- What is needed
Out of the lines below, please list those that hold the string "JSON".

- Data
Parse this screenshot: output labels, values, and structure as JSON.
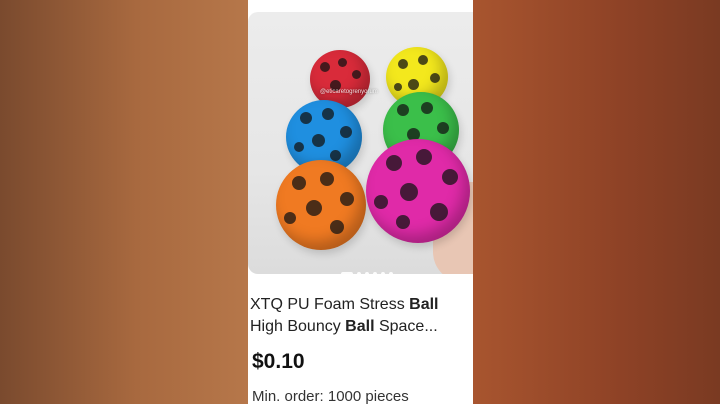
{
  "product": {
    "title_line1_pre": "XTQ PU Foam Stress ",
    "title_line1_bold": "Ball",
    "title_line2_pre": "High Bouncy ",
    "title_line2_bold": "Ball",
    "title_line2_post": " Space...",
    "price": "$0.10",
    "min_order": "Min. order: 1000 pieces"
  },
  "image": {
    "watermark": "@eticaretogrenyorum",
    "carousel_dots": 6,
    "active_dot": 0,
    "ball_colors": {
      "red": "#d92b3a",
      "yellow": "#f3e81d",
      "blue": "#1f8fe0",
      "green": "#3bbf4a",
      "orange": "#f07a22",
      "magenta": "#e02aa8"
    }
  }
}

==

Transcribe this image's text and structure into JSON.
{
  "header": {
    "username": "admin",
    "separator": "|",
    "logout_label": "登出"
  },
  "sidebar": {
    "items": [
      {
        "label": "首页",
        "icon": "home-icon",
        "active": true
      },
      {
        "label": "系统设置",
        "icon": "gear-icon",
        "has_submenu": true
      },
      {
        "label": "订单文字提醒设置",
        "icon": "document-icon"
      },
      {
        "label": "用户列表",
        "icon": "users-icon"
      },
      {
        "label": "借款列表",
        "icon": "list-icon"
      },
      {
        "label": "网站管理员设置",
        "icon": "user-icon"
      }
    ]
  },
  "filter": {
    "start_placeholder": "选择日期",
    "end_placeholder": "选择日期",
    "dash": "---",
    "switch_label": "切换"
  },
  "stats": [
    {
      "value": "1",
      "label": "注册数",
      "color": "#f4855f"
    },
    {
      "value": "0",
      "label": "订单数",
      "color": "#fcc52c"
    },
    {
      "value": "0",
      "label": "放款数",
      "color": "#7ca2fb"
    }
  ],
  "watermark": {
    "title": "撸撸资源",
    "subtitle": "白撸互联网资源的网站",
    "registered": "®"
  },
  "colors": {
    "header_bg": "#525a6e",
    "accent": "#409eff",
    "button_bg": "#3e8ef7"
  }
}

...

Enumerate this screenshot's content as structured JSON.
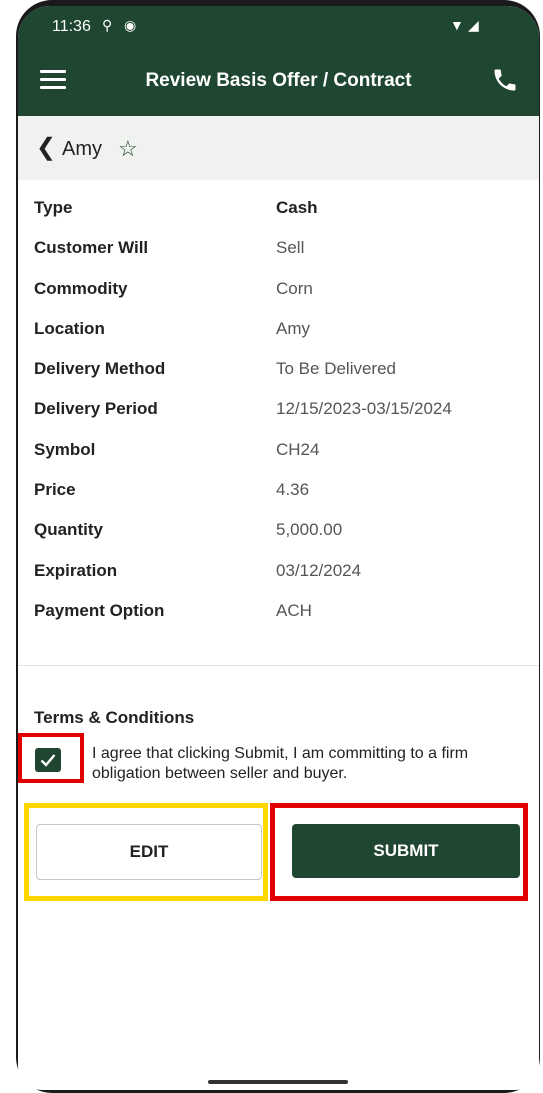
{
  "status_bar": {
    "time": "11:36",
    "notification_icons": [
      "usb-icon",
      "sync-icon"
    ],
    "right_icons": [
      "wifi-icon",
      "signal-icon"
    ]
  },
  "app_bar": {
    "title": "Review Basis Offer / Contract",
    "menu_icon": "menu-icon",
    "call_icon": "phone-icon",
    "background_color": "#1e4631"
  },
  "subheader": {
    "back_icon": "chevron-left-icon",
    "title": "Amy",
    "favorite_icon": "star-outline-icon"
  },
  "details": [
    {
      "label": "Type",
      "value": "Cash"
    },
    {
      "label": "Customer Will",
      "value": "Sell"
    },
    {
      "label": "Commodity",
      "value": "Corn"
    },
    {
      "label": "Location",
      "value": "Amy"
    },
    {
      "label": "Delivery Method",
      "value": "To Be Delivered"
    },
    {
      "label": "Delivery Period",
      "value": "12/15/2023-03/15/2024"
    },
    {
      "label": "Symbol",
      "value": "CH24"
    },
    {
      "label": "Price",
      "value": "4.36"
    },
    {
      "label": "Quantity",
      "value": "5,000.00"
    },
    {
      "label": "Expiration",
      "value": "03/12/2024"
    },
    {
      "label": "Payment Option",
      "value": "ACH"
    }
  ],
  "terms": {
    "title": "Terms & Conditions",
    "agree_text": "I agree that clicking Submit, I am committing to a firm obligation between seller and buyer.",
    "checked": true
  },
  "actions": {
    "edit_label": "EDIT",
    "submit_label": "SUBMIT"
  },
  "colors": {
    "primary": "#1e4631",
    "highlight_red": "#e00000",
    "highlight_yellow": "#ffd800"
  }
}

- Response to this task
Parse this screenshot: output labels, values, and structure as JSON.
Transcribe this image's text and structure into JSON.
Enumerate this screenshot's content as structured JSON.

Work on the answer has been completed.